Autoimmune Technologies - Applied Biomedical Science

Viral Entry Inhibition

Autoimmune Technologies and Tulane University's School of Medicine are working jointly on using small isolated peptides to inhibit the entry of viral particles into their target cells. This very powerful method of combating viral infection may lead to highly-effective new drugs for troublesome and dangerous viral diseases.

In order to infect their target cells, viral particles must first attach themselves to the cell surface membranes and fuse with the cells. If this binding and fusion process is disrupted, the viral particles cannot enter and infect the intended host cells. Autoimmune and Tulane have found that certain characteristics of the surface proteins of many viruses render these viruses highly susceptible to entry-inhibiting peptides.
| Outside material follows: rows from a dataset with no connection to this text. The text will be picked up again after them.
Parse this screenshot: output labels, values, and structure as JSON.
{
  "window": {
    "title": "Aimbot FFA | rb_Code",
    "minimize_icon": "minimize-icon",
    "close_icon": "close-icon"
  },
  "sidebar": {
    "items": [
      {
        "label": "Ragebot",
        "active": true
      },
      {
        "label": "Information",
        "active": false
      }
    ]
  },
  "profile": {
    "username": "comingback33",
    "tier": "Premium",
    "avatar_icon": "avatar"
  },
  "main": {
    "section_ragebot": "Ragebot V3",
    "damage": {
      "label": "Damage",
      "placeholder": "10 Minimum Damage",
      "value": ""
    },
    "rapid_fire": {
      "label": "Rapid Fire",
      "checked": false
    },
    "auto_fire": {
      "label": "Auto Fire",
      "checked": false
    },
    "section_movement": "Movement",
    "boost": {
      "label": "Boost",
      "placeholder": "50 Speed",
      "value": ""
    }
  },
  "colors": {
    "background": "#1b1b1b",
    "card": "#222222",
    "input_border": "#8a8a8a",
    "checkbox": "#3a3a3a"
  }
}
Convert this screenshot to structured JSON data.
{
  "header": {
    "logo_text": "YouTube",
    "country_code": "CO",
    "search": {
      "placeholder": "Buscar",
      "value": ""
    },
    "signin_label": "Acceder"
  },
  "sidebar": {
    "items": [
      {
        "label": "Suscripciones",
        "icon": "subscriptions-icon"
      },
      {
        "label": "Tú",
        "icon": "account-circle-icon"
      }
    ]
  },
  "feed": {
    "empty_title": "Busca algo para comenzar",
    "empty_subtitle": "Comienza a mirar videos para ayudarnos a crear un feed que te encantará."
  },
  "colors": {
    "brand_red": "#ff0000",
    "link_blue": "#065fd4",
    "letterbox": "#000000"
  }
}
To date the researchers have used carefully-designed peptides to inhibit viral infection at very low peptide concentrations in more than a dozen different important viruses.

Among the peptides now being studied for use in entry-inhibiting drugs are peptides designed against the influenza, MERS/SARS, HIV-1, hepatitis C, measles, Dengue fever and West Nile fever viruses.

For more information about FF-3, the Company's new entry-inhibiting peptide influenza drug, click here.


This material is not intended to take the place of a physician's advice.


Web site by: New Orleans Web Design